Practical And Theoretical Problems Of Qualitative And Quantitative
The most important issue or problem that arises in the theoretical part of combining both qualitative and quantitative methods is the definition of combined methods or mixed methods itself. Borkan (2004) defines mixed methods research as “those studies or lines of inquiry that integrate one or more qualitative and quantitative techniques for data collection and/or analysis” (p.4). On contrary, Sandelowski (2000) and Bryman (2006) suggest that the terminology of “mixed methods” is not as simplistic as it is.

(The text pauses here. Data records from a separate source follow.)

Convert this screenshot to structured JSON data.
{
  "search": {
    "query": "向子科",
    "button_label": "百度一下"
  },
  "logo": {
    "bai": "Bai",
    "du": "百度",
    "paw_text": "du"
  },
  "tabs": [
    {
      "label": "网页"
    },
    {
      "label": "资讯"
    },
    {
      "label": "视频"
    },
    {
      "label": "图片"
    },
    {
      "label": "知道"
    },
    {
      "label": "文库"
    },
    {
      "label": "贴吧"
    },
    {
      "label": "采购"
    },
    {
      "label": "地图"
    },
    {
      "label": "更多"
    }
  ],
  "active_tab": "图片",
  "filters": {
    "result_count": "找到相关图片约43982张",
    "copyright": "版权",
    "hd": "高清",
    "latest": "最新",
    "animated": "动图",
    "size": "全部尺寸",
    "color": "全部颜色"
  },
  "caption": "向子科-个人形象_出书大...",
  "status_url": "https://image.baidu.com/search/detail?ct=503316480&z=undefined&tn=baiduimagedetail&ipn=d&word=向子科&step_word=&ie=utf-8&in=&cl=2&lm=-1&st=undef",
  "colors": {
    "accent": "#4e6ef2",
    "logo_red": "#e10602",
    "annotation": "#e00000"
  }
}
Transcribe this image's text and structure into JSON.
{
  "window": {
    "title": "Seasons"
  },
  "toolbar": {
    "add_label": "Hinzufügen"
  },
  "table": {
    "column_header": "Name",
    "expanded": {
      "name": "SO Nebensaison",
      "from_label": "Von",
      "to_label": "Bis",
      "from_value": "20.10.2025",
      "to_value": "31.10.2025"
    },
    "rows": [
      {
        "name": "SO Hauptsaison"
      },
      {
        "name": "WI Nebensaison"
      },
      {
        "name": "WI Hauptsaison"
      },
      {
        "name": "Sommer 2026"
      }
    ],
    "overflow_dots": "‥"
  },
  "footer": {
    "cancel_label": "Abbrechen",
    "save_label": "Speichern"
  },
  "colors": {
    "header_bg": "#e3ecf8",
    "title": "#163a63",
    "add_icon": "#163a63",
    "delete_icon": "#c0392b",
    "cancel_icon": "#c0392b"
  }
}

According to Greene, Caracelli, and Graham in 1989 as cited by Johnson et al. (2007) identified the following five broad rationales of combined methods methodological studies- triangulation ( i.e. seeking convergence and corroboration of results from different methods studying the same phenomenon), complementarity (i.e. seeking elaboration, enhancement, illustration, clarification of the results from one method with results from the other method), development (i.e. using the results from one method with results from the other method), development (i.e. using the results from one method to help inform the other method), initiation…